Work order:
Show all lines from the material that carry the word "label".

Record excerpts:
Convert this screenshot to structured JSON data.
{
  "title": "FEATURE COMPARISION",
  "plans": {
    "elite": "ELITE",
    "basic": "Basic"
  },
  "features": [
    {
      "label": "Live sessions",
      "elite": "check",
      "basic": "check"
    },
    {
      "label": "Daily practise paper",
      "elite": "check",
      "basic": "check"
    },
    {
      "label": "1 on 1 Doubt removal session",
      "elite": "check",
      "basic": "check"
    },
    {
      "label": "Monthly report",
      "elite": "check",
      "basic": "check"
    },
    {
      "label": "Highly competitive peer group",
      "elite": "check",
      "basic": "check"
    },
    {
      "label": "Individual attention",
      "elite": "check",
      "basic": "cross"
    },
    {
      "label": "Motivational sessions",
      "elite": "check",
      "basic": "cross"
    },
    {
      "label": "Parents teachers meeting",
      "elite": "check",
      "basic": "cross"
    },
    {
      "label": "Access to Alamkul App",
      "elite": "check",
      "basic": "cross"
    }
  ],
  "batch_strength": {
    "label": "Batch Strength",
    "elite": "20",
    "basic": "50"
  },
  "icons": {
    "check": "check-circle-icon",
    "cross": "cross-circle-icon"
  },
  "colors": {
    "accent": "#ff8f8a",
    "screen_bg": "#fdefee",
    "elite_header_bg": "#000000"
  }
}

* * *

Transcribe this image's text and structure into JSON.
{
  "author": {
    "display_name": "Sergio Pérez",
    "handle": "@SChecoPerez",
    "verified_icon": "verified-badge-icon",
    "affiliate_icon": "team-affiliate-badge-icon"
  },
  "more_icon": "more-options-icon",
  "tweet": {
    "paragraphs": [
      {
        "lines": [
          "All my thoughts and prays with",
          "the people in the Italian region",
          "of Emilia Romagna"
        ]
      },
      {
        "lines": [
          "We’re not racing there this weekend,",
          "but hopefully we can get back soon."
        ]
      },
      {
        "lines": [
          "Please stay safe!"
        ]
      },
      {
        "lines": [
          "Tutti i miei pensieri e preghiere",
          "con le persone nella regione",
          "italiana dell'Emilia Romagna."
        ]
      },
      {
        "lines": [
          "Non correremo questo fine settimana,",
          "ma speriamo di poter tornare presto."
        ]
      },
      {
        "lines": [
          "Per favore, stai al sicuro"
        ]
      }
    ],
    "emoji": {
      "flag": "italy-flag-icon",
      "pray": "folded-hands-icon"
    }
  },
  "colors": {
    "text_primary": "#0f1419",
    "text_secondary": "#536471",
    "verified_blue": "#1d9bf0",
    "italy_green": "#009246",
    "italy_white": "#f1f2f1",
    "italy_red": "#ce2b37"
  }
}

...

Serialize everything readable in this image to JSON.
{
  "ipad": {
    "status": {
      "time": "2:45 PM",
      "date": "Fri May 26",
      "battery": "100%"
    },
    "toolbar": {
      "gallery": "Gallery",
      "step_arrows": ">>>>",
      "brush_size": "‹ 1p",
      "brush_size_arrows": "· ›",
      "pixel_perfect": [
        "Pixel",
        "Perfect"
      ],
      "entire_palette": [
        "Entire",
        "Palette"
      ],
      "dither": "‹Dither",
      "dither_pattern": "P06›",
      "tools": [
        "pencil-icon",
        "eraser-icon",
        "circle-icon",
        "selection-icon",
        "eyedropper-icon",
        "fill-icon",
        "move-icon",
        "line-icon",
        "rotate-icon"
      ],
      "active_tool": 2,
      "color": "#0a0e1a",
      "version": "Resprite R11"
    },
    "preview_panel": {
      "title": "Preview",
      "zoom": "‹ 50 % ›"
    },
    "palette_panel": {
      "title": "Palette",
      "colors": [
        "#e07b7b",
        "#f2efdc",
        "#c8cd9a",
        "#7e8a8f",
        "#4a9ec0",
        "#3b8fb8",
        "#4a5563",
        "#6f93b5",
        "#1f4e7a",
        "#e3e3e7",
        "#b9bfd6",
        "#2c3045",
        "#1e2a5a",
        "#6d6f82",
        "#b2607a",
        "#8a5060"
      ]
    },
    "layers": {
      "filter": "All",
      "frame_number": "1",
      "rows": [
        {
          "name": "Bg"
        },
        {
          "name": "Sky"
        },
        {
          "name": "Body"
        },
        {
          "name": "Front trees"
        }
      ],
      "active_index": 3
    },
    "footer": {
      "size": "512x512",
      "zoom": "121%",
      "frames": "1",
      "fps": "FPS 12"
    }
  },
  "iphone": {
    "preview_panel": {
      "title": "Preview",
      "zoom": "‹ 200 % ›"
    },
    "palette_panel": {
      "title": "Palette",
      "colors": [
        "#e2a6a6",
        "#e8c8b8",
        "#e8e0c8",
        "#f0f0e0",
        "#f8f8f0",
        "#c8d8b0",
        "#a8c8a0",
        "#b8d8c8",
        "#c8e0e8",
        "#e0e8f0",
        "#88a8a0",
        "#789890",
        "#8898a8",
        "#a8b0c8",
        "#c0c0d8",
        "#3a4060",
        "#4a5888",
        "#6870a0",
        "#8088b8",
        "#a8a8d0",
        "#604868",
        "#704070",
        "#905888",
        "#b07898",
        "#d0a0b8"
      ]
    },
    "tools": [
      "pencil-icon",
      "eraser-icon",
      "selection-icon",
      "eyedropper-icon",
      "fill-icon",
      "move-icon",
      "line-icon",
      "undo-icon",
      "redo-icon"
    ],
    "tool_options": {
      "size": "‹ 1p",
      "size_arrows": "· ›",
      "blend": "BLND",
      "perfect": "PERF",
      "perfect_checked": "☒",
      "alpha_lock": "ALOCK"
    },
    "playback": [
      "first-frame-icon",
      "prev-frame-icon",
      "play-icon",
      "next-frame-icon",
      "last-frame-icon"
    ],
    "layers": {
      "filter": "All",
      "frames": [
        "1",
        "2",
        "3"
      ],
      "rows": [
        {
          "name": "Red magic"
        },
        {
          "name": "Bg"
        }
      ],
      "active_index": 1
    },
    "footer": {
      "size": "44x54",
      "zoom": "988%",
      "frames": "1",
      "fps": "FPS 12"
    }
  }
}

Output:
      "label": "Live sessions",
      "label": "Daily practise paper",
      "label": "1 on 1 Doubt removal session",
      "label": "Monthly report",
      "label": "Highly competitive peer group",
      "label": "Individual attention",
      "label": "Motivational sessions",
      "label": "Parents teachers meeting",
      "label": "Access to Alamkul App",
    "label": "Batch Strength",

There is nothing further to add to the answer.